Repeat everything in the listing exactly, except for the images.
___ MATERIAL PROVIDED ___
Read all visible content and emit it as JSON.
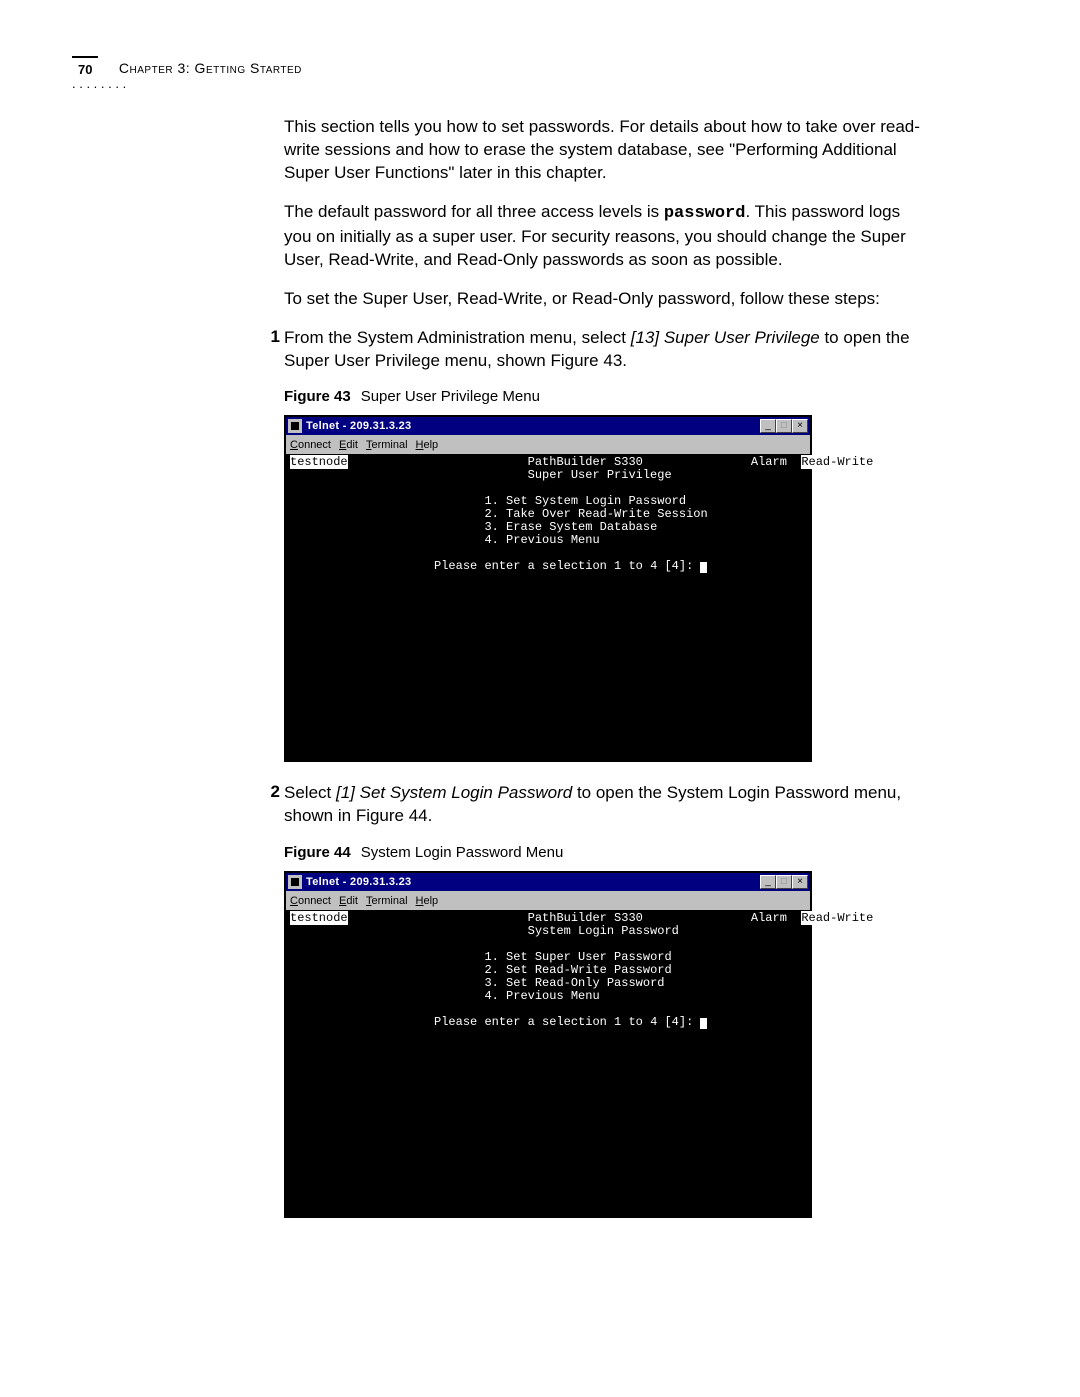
{
  "header": {
    "page_number": "70",
    "chapter": "Chapter 3: Getting Started"
  },
  "body": {
    "p1": "This section tells you how to set passwords. For details about how to take over read-write sessions and how to erase the system database, see \"Performing Additional Super User Functions\" later in this chapter.",
    "p2_a": "The default password for all three access levels is ",
    "p2_pw": "password",
    "p2_b": ". This password logs you on initially as a super user. For security reasons, you should change the Super User, Read-Write, and Read-Only passwords as soon as possible.",
    "p3": "To set the Super User, Read-Write, or Read-Only password, follow these steps:",
    "step1_num": "1",
    "step1_a": "From the System Administration menu, select ",
    "step1_em": "[13] Super User Privilege",
    "step1_b": " to open the Super User Privilege menu, shown Figure 43.",
    "fig43_label": "Figure 43",
    "fig43_title": "Super User Privilege Menu",
    "step2_num": "2",
    "step2_a": "Select ",
    "step2_em": "[1] Set System Login Password",
    "step2_b": " to open the System Login Password menu, shown in Figure 44.",
    "fig44_label": "Figure 44",
    "fig44_title": "System Login Password Menu"
  },
  "telnet_common": {
    "title": "Telnet - 209.31.3.23",
    "menu_connect": "Connect",
    "menu_edit": "Edit",
    "menu_terminal": "Terminal",
    "menu_help": "Help",
    "nodename": "testnode",
    "device": "PathBuilder S330",
    "alarm": "Alarm",
    "mode": "Read-Write",
    "prompt": "Please enter a selection 1 to 4 [4]:"
  },
  "fig43": {
    "subtitle": "Super User Privilege",
    "items": [
      "1. Set System Login Password",
      "2. Take Over Read-Write Session",
      "3. Erase System Database",
      "4. Previous Menu"
    ]
  },
  "fig44": {
    "subtitle": "System Login Password",
    "items": [
      "1. Set Super User Password",
      "2. Set Read-Write Password",
      "3. Set Read-Only Password",
      "4. Previous Menu"
    ]
  }
}
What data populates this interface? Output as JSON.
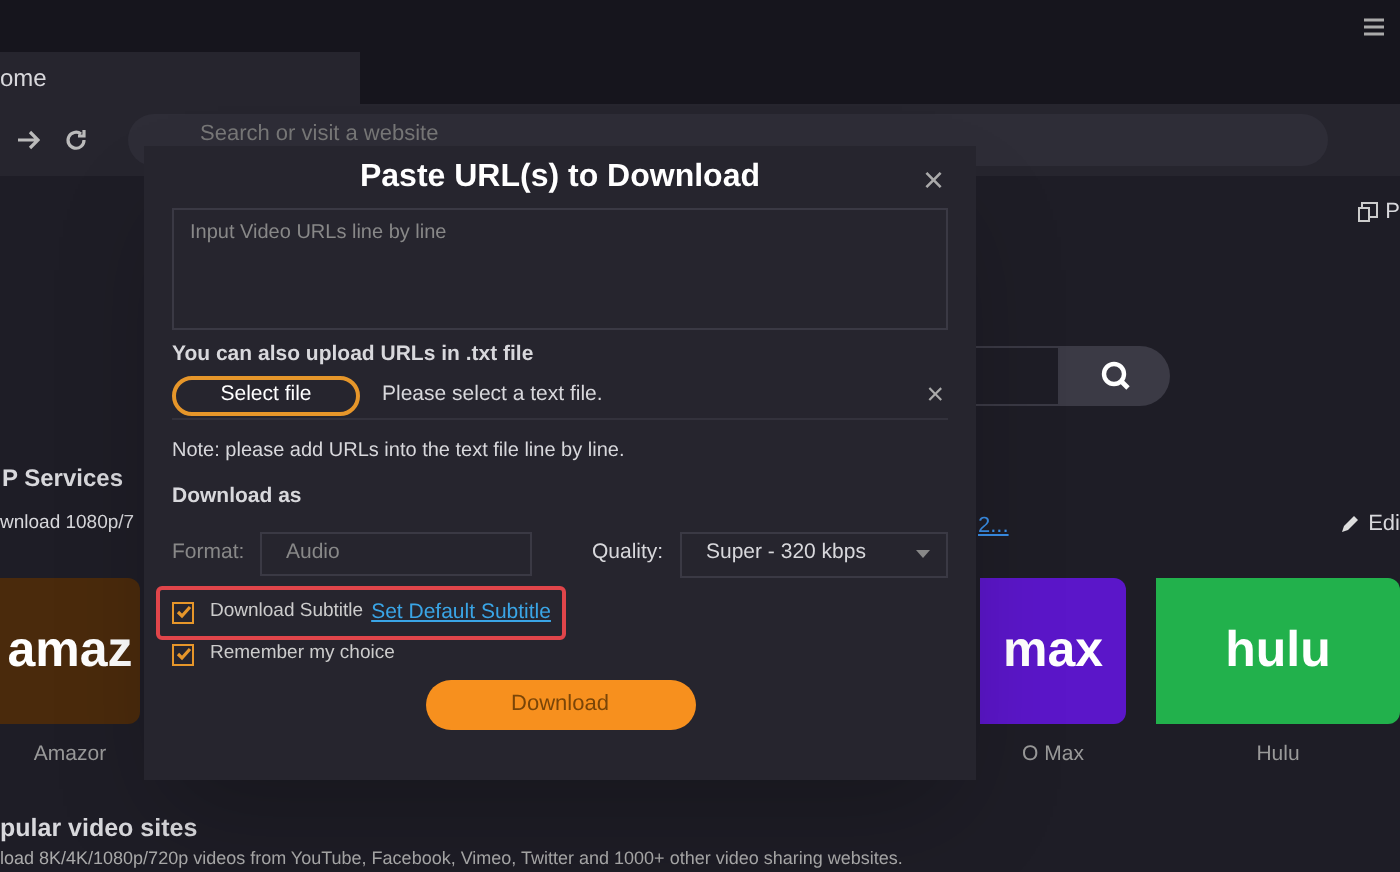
{
  "browser": {
    "tab_title": "ome",
    "address_placeholder": "Search or visit a website"
  },
  "page": {
    "top_right_label": "P",
    "section_title": "P Services",
    "section_subtitle": "wnload 1080p/7",
    "link_text": "2...",
    "edit_label": "Edi",
    "services": [
      {
        "logo_text": "amaz",
        "label": "Amazor",
        "color": "#4a2a0c"
      },
      {
        "logo_text": "max",
        "label": "O Max",
        "color": "#5b16c9"
      },
      {
        "logo_text": "hulu",
        "label": "Hulu",
        "color": "#22b14c"
      }
    ],
    "popular_title": "pular video sites",
    "popular_text": "load 8K/4K/1080p/720p videos from YouTube, Facebook, Vimeo, Twitter and 1000+ other video sharing websites."
  },
  "dialog": {
    "title": "Paste URL(s) to Download",
    "close": "×",
    "url_input": {
      "placeholder": "Input Video URLs line by line"
    },
    "upload_heading": "You can also upload URLs in .txt file",
    "select_file_button": "Select file",
    "file_status": "Please select a text file.",
    "clear": "×",
    "note": "Note: please add URLs into the text file line by line.",
    "download_as": "Download as",
    "format_label": "Format:",
    "format_value": "Audio",
    "quality_label": "Quality:",
    "quality_value": "Super - 320 kbps",
    "options": [
      {
        "label": "Download Subtitle",
        "checked": true,
        "link": "Set Default Subtitle",
        "highlighted": true
      },
      {
        "label": "Remember my choice",
        "checked": true,
        "highlighted": false
      }
    ],
    "download_button": {
      "label": "Download",
      "disabled": true
    }
  }
}
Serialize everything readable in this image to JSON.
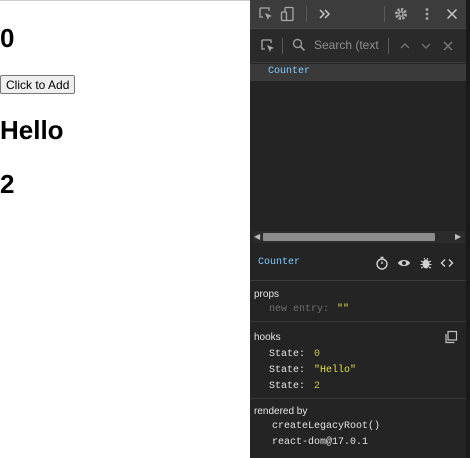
{
  "app": {
    "count": "0",
    "button_label": "Click to Add",
    "greeting": "Hello",
    "second_value": "2"
  },
  "devtools": {
    "toolbar": {
      "icons": [
        "inspect-element-icon",
        "device-toggle-icon",
        "more-tabs-icon",
        "settings-icon",
        "kebab-menu-icon",
        "close-icon"
      ]
    },
    "search": {
      "placeholder": "Search (text"
    },
    "tree": {
      "selected_component": "Counter"
    },
    "component": {
      "name": "Counter",
      "icons": [
        "stopwatch-icon",
        "eye-icon",
        "bug-icon",
        "source-icon"
      ]
    },
    "props": {
      "title": "props",
      "new_entry_key": "new entry:",
      "new_entry_value": "\"\""
    },
    "hooks": {
      "title": "hooks",
      "items": [
        {
          "key": "State:",
          "value": "0"
        },
        {
          "key": "State:",
          "value": "\"Hello\""
        },
        {
          "key": "State:",
          "value": "2"
        }
      ]
    },
    "rendered_by": {
      "title": "rendered by",
      "items": [
        "createLegacyRoot()",
        "react-dom@17.0.1"
      ]
    },
    "colors": {
      "panel_bg": "#242424",
      "component_name": "#80cbff",
      "number": "#c9c94a",
      "string": "#e0e04e"
    }
  }
}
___
● RESULT
Read all visible content and emit it as JSON.
{
  "header": {
    "page_number": "70",
    "chapter": "Chapter 3: Getting Started"
  },
  "body": {
    "p1": "This section tells you how to set passwords. For details about how to take over read-write sessions and how to erase the system database, see \"Performing Additional Super User Functions\" later in this chapter.",
    "p2_a": "The default password for all three access levels is ",
    "p2_pw": "password",
    "p2_b": ". This password logs you on initially as a super user. For security reasons, you should change the Super User, Read-Write, and Read-Only passwords as soon as possible.",
    "p3": "To set the Super User, Read-Write, or Read-Only password, follow these steps:",
    "step1_num": "1",
    "step1_a": "From the System Administration menu, select ",
    "step1_em": "[13] Super User Privilege",
    "step1_b": " to open the Super User Privilege menu, shown Figure 43.",
    "fig43_label": "Figure 43",
    "fig43_title": "Super User Privilege Menu",
    "step2_num": "2",
    "step2_a": "Select ",
    "step2_em": "[1] Set System Login Password",
    "step2_b": " to open the System Login Password menu, shown in Figure 44.",
    "fig44_label": "Figure 44",
    "fig44_title": "System Login Password Menu"
  },
  "telnet_common": {
    "title": "Telnet - 209.31.3.23",
    "menu_connect": "Connect",
    "menu_edit": "Edit",
    "menu_terminal": "Terminal",
    "menu_help": "Help",
    "nodename": "testnode",
    "device": "PathBuilder S330",
    "alarm": "Alarm",
    "mode": "Read-Write",
    "prompt": "Please enter a selection 1 to 4 [4]:"
  },
  "fig43": {
    "subtitle": "Super User Privilege",
    "items": [
      "1. Set System Login Password",
      "2. Take Over Read-Write Session",
      "3. Erase System Database",
      "4. Previous Menu"
    ]
  },
  "fig44": {
    "subtitle": "System Login Password",
    "items": [
      "1. Set Super User Password",
      "2. Set Read-Write Password",
      "3. Set Read-Only Password",
      "4. Previous Menu"
    ]
  }
}
What data populates this interface? Output as JSON.
{
  "browser": {
    "tab_title": "ome",
    "address_placeholder": "Search or visit a website"
  },
  "page": {
    "top_right_label": "P",
    "section_title": "P Services",
    "section_subtitle": "wnload 1080p/7",
    "link_text": "2...",
    "edit_label": "Edi",
    "services": [
      {
        "logo_text": "amaz",
        "label": "Amazor",
        "color": "#4a2a0c"
      },
      {
        "logo_text": "max",
        "label": "O Max",
        "color": "#5b16c9"
      },
      {
        "logo_text": "hulu",
        "label": "Hulu",
        "color": "#22b14c"
      }
    ],
    "popular_title": "pular video sites",
    "popular_text": "load 8K/4K/1080p/720p videos from YouTube, Facebook, Vimeo, Twitter and 1000+ other video sharing websites."
  },
  "dialog": {
    "title": "Paste URL(s) to Download",
    "close": "×",
    "url_input": {
      "placeholder": "Input Video URLs line by line"
    },
    "upload_heading": "You can also upload URLs in .txt file",
    "select_file_button": "Select file",
    "file_status": "Please select a text file.",
    "clear": "×",
    "note": "Note: please add URLs into the text file line by line.",
    "download_as": "Download as",
    "format_label": "Format:",
    "format_value": "Audio",
    "quality_label": "Quality:",
    "quality_value": "Super - 320 kbps",
    "options": [
      {
        "label": "Download Subtitle",
        "checked": true,
        "link": "Set Default Subtitle",
        "highlighted": true
      },
      {
        "label": "Remember my choice",
        "checked": true,
        "highlighted": false
      }
    ],
    "download_button": {
      "label": "Download",
      "disabled": true
    }
  }
}
Serialize everything readable in this image to JSON.
{
  "app": {
    "count": "0",
    "button_label": "Click to Add",
    "greeting": "Hello",
    "second_value": "2"
  },
  "devtools": {
    "toolbar": {
      "icons": [
        "inspect-element-icon",
        "device-toggle-icon",
        "more-tabs-icon",
        "settings-icon",
        "kebab-menu-icon",
        "close-icon"
      ]
    },
    "search": {
      "placeholder": "Search (text"
    },
    "tree": {
      "selected_component": "Counter"
    },
    "component": {
      "name": "Counter",
      "icons": [
        "stopwatch-icon",
        "eye-icon",
        "bug-icon",
        "source-icon"
      ]
    },
    "props": {
      "title": "props",
      "new_entry_key": "new entry:",
      "new_entry_value": "\"\""
    },
    "hooks": {
      "title": "hooks",
      "items": [
        {
          "key": "State:",
          "value": "0"
        },
        {
          "key": "State:",
          "value": "\"Hello\""
        },
        {
          "key": "State:",
          "value": "2"
        }
      ]
    },
    "rendered_by": {
      "title": "rendered by",
      "items": [
        "createLegacyRoot()",
        "react-dom@17.0.1"
      ]
    },
    "colors": {
      "panel_bg": "#242424",
      "component_name": "#80cbff",
      "number": "#c9c94a",
      "string": "#e0e04e"
    }
  }
}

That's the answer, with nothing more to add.